Aug 31, 2007
On paper, Swords takes us back to the games of our childhood. Not the hours sat with whirring consoles of old, but an earlier time still: adventurous games that took us from the playground to the surrounding wood land, stick in hand, ready to squeak a puny "have at you!"
Swords liberally borrows from this youthful heroism. No ice-cold samurai larks here. It suggests that the remote is no plastic oblong full of gyroscopic confusion - an artifact of modern times - but the hilt of a broadsword, yours for smiting with. A clean slice downwards achieves as much in the game, or perhaps you choose to gouge guts with horizontal gashes. Inigo Montoya wannabes can forward-thrust the remote and cold hard steel with it.
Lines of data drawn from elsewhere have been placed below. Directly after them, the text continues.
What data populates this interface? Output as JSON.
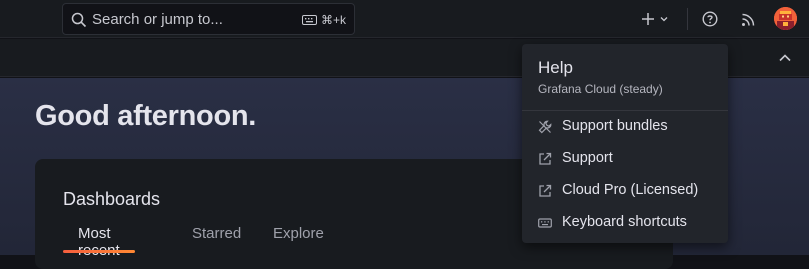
{
  "topbar": {
    "search_placeholder": "Search or jump to...",
    "search_shortcut": "⌘+k",
    "new_icon": "plus-icon",
    "help_icon": "help-icon",
    "news_icon": "rss-icon",
    "avatar_icon": "user-avatar"
  },
  "main": {
    "greeting": "Good afternoon.",
    "card_title": "Dashboards",
    "tabs": [
      {
        "label": "Most recent",
        "active": true
      },
      {
        "label": "Starred",
        "active": false
      },
      {
        "label": "Explore",
        "active": false
      }
    ]
  },
  "help_menu": {
    "title": "Help",
    "subtitle": "Grafana Cloud (steady)",
    "items": [
      {
        "label": "Support bundles",
        "icon": "wrench-icon"
      },
      {
        "label": "Support",
        "icon": "external-link-icon"
      },
      {
        "label": "Cloud Pro (Licensed)",
        "icon": "external-link-icon"
      },
      {
        "label": "Keyboard shortcuts",
        "icon": "keyboard-icon"
      }
    ]
  },
  "colors": {
    "accent": "#f55f3e",
    "background": "#111217",
    "panel": "#181b1f",
    "menu": "#22252b"
  }
}
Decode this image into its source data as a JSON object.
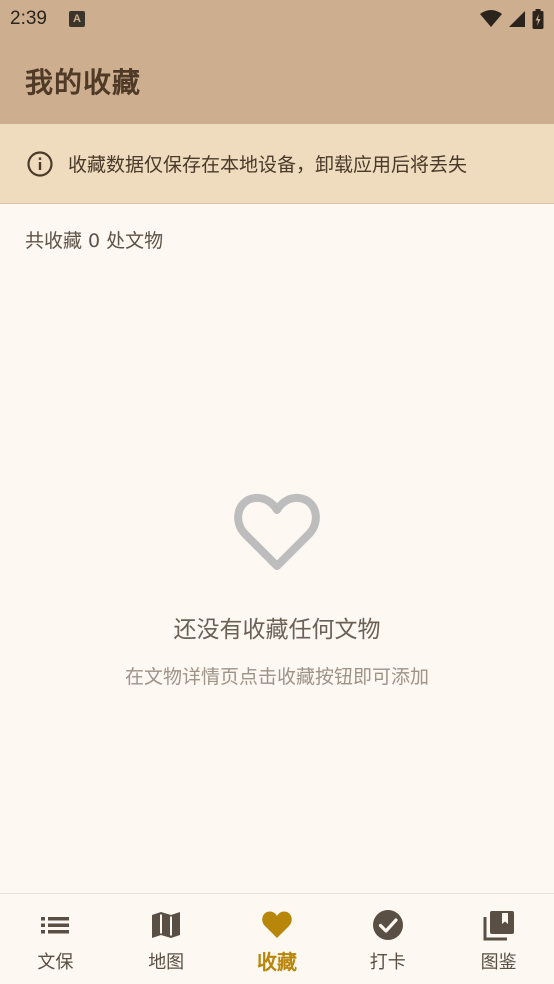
{
  "status_bar": {
    "time": "2:39",
    "notif_letter": "A"
  },
  "app_bar": {
    "title": "我的收藏"
  },
  "notice": {
    "icon": "info-icon",
    "text": "收藏数据仅保存在本地设备，卸载应用后将丢失"
  },
  "summary": {
    "count_text": "共收藏 0 处文物"
  },
  "empty_state": {
    "icon": "heart-outline-icon",
    "title": "还没有收藏任何文物",
    "subtitle": "在文物详情页点击收藏按钮即可添加"
  },
  "bottom_nav": {
    "active_color": "#b8860b",
    "items": [
      {
        "label": "文保",
        "icon": "list-icon",
        "active": false
      },
      {
        "label": "地图",
        "icon": "map-icon",
        "active": false
      },
      {
        "label": "收藏",
        "icon": "heart-icon",
        "active": true
      },
      {
        "label": "打卡",
        "icon": "check-circle-icon",
        "active": false
      },
      {
        "label": "图鉴",
        "icon": "photo-library-icon",
        "active": false
      }
    ]
  },
  "colors": {
    "header": "#cdae8e",
    "notice_bg": "#efdbbd",
    "page_bg": "#fdf8f2"
  }
}
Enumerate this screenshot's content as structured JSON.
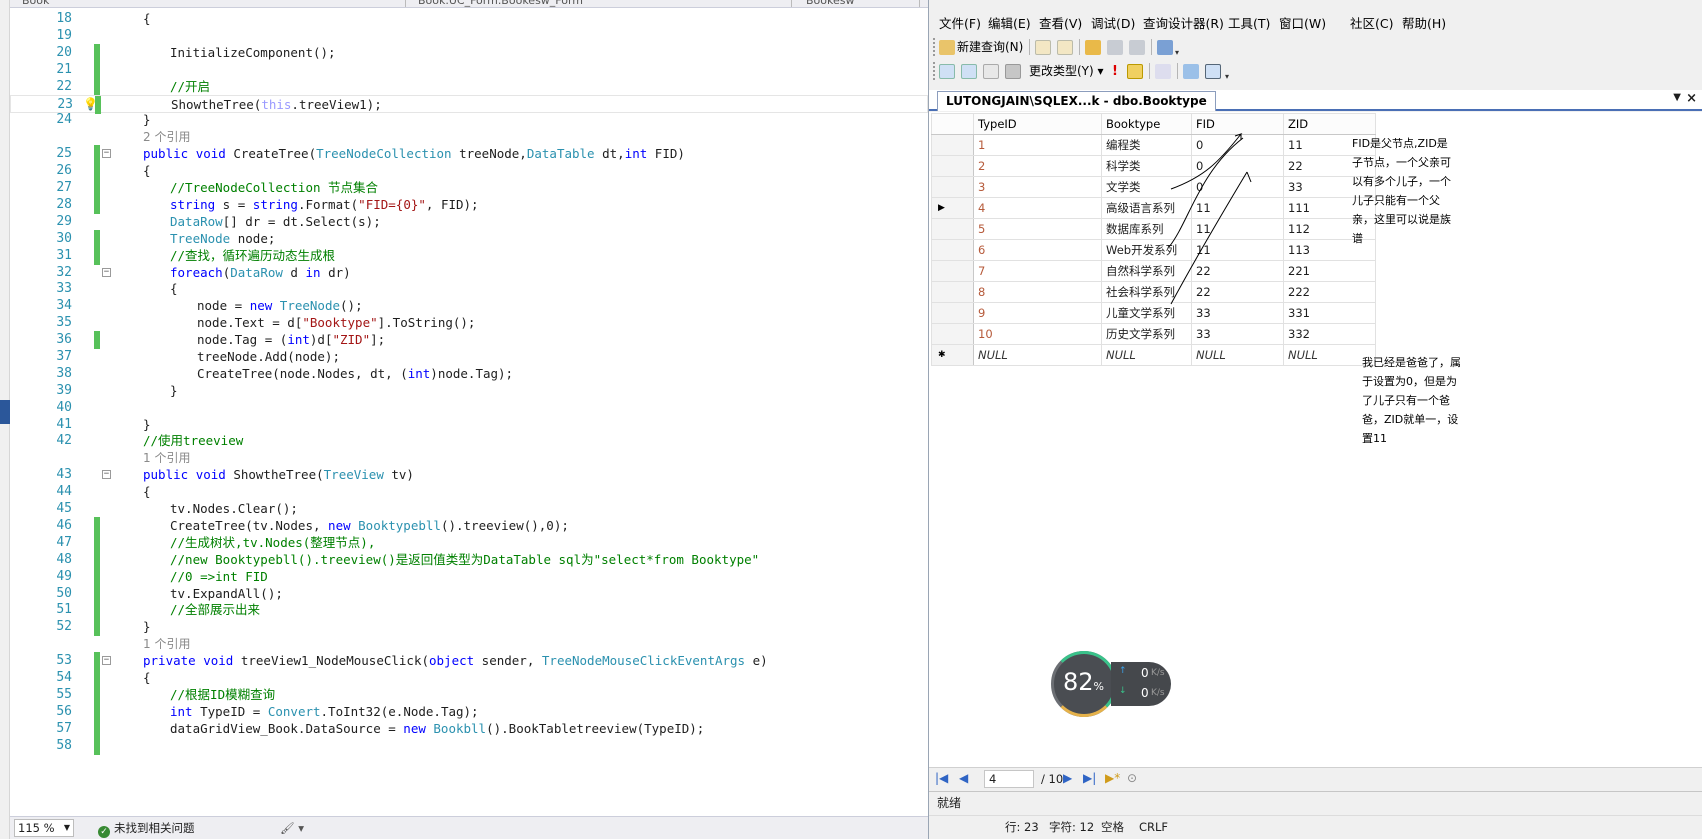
{
  "editor": {
    "tabs": [
      "Book",
      "Book.UC_Form.Bookesw_Form",
      "Bookesw"
    ],
    "lines": [
      {
        "n": "18",
        "code": "{",
        "indent": 1
      },
      {
        "n": "19",
        "code": "",
        "indent": 0
      },
      {
        "n": "20",
        "code": "InitializeComponent();",
        "indent": 2,
        "changed": true
      },
      {
        "n": "21",
        "code": "",
        "indent": 0,
        "changed": true
      },
      {
        "n": "22",
        "code": "//开启",
        "indent": 2,
        "changed": true,
        "comment": true
      },
      {
        "n": "23",
        "code": "ShowtheTree(this.treeView1);",
        "indent": 2,
        "changed": true,
        "current": true
      },
      {
        "n": "24",
        "code": "}",
        "indent": 1
      },
      {
        "ref": "2 个引用"
      },
      {
        "n": "25",
        "code": "public void CreateTree(TreeNodeCollection treeNode,DataTable dt,int FID)",
        "indent": 1,
        "changed": true,
        "fold": true
      },
      {
        "n": "26",
        "code": "{",
        "indent": 1,
        "changed": true
      },
      {
        "n": "27",
        "code": "//TreeNodeCollection 节点集合",
        "indent": 2,
        "changed": true,
        "comment": true
      },
      {
        "n": "28",
        "code": "string s = string.Format(\"FID={0}\", FID);",
        "indent": 2,
        "changed": true
      },
      {
        "n": "29",
        "code": "DataRow[] dr = dt.Select(s);",
        "indent": 2
      },
      {
        "n": "30",
        "code": "TreeNode node;",
        "indent": 2,
        "changed": true
      },
      {
        "n": "31",
        "code": "//查找，循环遍历动态生成根",
        "indent": 2,
        "changed": true,
        "comment": true
      },
      {
        "n": "32",
        "code": "foreach(DataRow d in dr)",
        "indent": 2,
        "fold": true
      },
      {
        "n": "33",
        "code": "{",
        "indent": 2
      },
      {
        "n": "34",
        "code": "node = new TreeNode();",
        "indent": 3
      },
      {
        "n": "35",
        "code": "node.Text = d[\"Booktype\"].ToString();",
        "indent": 3
      },
      {
        "n": "36",
        "code": "node.Tag = (int)d[\"ZID\"];",
        "indent": 3,
        "changed": true
      },
      {
        "n": "37",
        "code": "treeNode.Add(node);",
        "indent": 3
      },
      {
        "n": "38",
        "code": "CreateTree(node.Nodes, dt, (int)node.Tag);",
        "indent": 3
      },
      {
        "n": "39",
        "code": "}",
        "indent": 2
      },
      {
        "n": "40",
        "code": "",
        "indent": 0
      },
      {
        "n": "41",
        "code": "}",
        "indent": 1
      },
      {
        "n": "42",
        "code": "//使用treeview",
        "indent": 1,
        "comment": true
      },
      {
        "ref": "1 个引用"
      },
      {
        "n": "43",
        "code": "public void ShowtheTree(TreeView tv)",
        "indent": 1,
        "fold": true
      },
      {
        "n": "44",
        "code": "{",
        "indent": 1
      },
      {
        "n": "45",
        "code": "tv.Nodes.Clear();",
        "indent": 2
      },
      {
        "n": "46",
        "code": "CreateTree(tv.Nodes, new Booktypebll().treeview(),0);",
        "indent": 2,
        "changed": true
      },
      {
        "n": "47",
        "code": "//生成树状,tv.Nodes(整理节点),",
        "indent": 2,
        "changed": true,
        "comment": true
      },
      {
        "n": "48",
        "code": "//new Booktypebll().treeview()是返回值类型为DataTable sql为\"select*from Booktype\"",
        "indent": 2,
        "changed": true,
        "comment": true
      },
      {
        "n": "49",
        "code": "//0 =>int FID",
        "indent": 2,
        "changed": true,
        "comment": true
      },
      {
        "n": "50",
        "code": "tv.ExpandAll();",
        "indent": 2,
        "changed": true
      },
      {
        "n": "51",
        "code": "//全部展示出来",
        "indent": 2,
        "changed": true,
        "comment": true
      },
      {
        "n": "52",
        "code": "}",
        "indent": 1,
        "changed": true
      },
      {
        "ref": "1 个引用"
      },
      {
        "n": "53",
        "code": "private void treeView1_NodeMouseClick(object sender, TreeNodeMouseClickEventArgs e)",
        "indent": 1,
        "changed": true,
        "fold": true
      },
      {
        "n": "54",
        "code": "{",
        "indent": 1,
        "changed": true
      },
      {
        "n": "55",
        "code": "//根据ID模糊查询",
        "indent": 2,
        "changed": true,
        "comment": true
      },
      {
        "n": "56",
        "code": "int TypeID = Convert.ToInt32(e.Node.Tag);",
        "indent": 2,
        "changed": true
      },
      {
        "n": "57",
        "code": "dataGridView_Book.DataSource = new Bookbll().BookTabletreeview(TypeID);",
        "indent": 2,
        "changed": true
      },
      {
        "n": "58",
        "code": "",
        "indent": 0,
        "changed": true
      }
    ],
    "status": {
      "zoom": "115 %",
      "issues": "未找到相关问题",
      "line": "行: 23",
      "char": "字符: 12",
      "spaces": "空格",
      "eol": "CRLF"
    }
  },
  "ssms": {
    "menu": [
      "文件(F)",
      "编辑(E)",
      "查看(V)",
      "调试(D)",
      "查询设计器(R)",
      "工具(T)",
      "窗口(W)",
      "社区(C)",
      "帮助(H)"
    ],
    "toolbar1": {
      "new_query": "新建查询(N)"
    },
    "toolbar2": {
      "change_type": "更改类型(Y)"
    },
    "doc_tab": "LUTONGJAIN\\SQLEX...k - dbo.Booktype",
    "grid": {
      "columns": [
        "TypeID",
        "Booktype",
        "FID",
        "ZID"
      ],
      "rows": [
        [
          "1",
          "编程类",
          "0",
          "11"
        ],
        [
          "2",
          "科学类",
          "0",
          "22"
        ],
        [
          "3",
          "文学类",
          "0",
          "33"
        ],
        [
          "4",
          "高级语言系列",
          "11",
          "111"
        ],
        [
          "5",
          "数据库系列",
          "11",
          "112"
        ],
        [
          "6",
          "Web开发系列",
          "11",
          "113"
        ],
        [
          "7",
          "自然科学系列",
          "22",
          "221"
        ],
        [
          "8",
          "社会科学系列",
          "22",
          "222"
        ],
        [
          "9",
          "儿童文学系列",
          "33",
          "331"
        ],
        [
          "10",
          "历史文学系列",
          "33",
          "332"
        ]
      ],
      "new_row": [
        "NULL",
        "NULL",
        "NULL",
        "NULL"
      ],
      "current_row_index": 3
    },
    "notes": [
      "FID是父节点,ZID是子节点，一个父亲可以有多个儿子，一个儿子只能有一个父亲，这里可以说是族谱",
      "我已经是爸爸了，属于设置为0，但是为了儿子只有一个爸爸，ZID就单一，设置11"
    ],
    "nav": {
      "record": "4",
      "total": "/ 10"
    },
    "status": "就绪"
  },
  "network_widget": {
    "percent": "82",
    "percent_unit": "%",
    "upload": "0",
    "download": "0",
    "unit": "K/s"
  }
}
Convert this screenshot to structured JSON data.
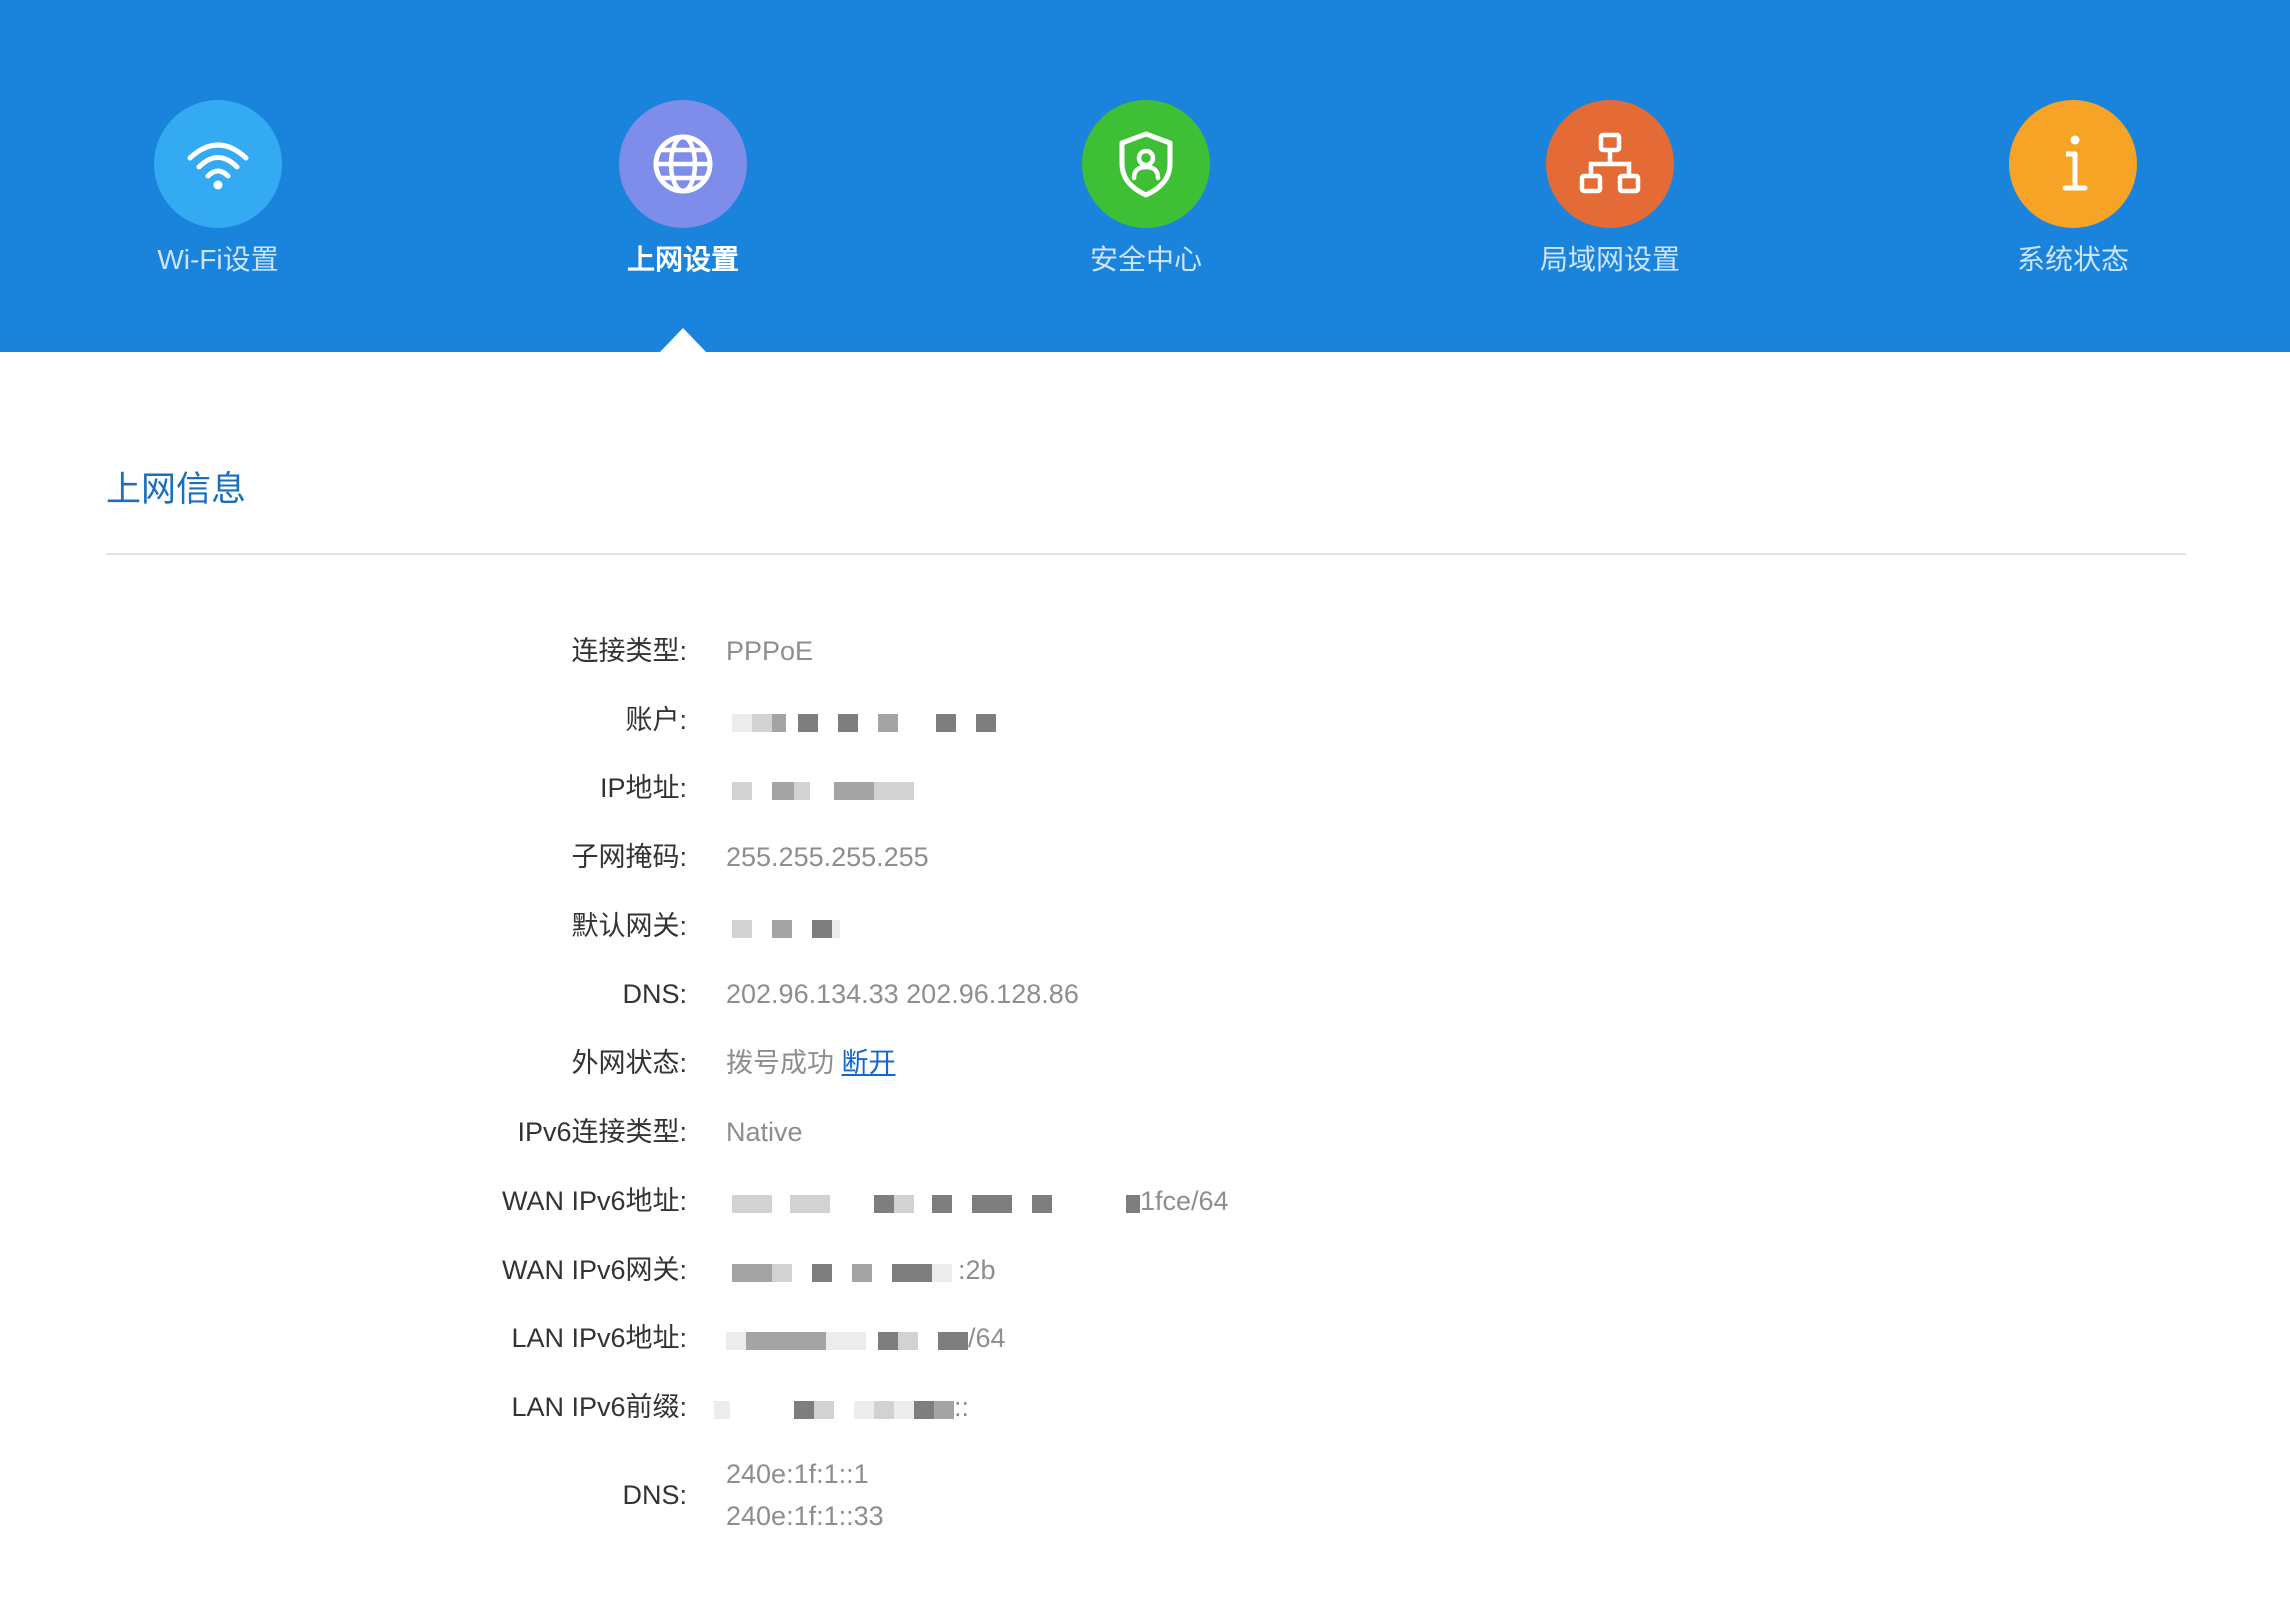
{
  "nav": {
    "items": [
      {
        "label": "Wi-Fi设置",
        "icon": "wifi-icon",
        "color": "#33aaf2"
      },
      {
        "label": "上网设置",
        "icon": "globe-icon",
        "color": "#7e8cea"
      },
      {
        "label": "安全中心",
        "icon": "shield-user-icon",
        "color": "#3fbf36"
      },
      {
        "label": "局域网设置",
        "icon": "network-topology-icon",
        "color": "#e46a36"
      },
      {
        "label": "系统状态",
        "icon": "info-icon",
        "color": "#f7a326"
      }
    ],
    "active_index": 1,
    "background": "#1a84dd"
  },
  "section": {
    "title": "上网信息"
  },
  "info": {
    "connection_type": {
      "label": "连接类型:",
      "value": "PPPoE"
    },
    "account": {
      "label": "账户:"
    },
    "ip_address": {
      "label": "IP地址:"
    },
    "subnet_mask": {
      "label": "子网掩码:",
      "value": "255.255.255.255"
    },
    "default_gateway": {
      "label": "默认网关:"
    },
    "dns": {
      "label": "DNS:",
      "value": "202.96.134.33 202.96.128.86"
    },
    "wan_status": {
      "label": "外网状态:",
      "value": "拨号成功",
      "action": "断开"
    },
    "ipv6_connection_type": {
      "label": "IPv6连接类型:",
      "value": "Native"
    },
    "wan_ipv6_address": {
      "label": "WAN IPv6地址:",
      "value_suffix": "1fce/64"
    },
    "wan_ipv6_gateway": {
      "label": "WAN IPv6网关:",
      "value_suffix": ":2b"
    },
    "lan_ipv6_address": {
      "label": "LAN IPv6地址:",
      "value_suffix": "/64"
    },
    "lan_ipv6_prefix": {
      "label": "LAN IPv6前缀:",
      "value_suffix": "::"
    },
    "dns6": {
      "label": "DNS:",
      "values": [
        "240e:1f:1::1",
        "240e:1f:1::33"
      ]
    }
  },
  "colors": {
    "title": "#1a6fbd",
    "label": "#333333",
    "value": "#8e8e8e",
    "link": "#1468c8"
  }
}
Only your sword never actually appears. The excitement, the visualisation of clashing blades, is all summoned by you, sincs swipes only manifest as blue streaks across the screen. Technically it's sound thinking. Red Steel proves that the Wii doesn't have the clout to master one-to-one weapon movement, and Square Enix don't want to break battles into take-turn affairs - after all, whoever dreamt of polite forays with the forces of evil? But it's odd nonetheless.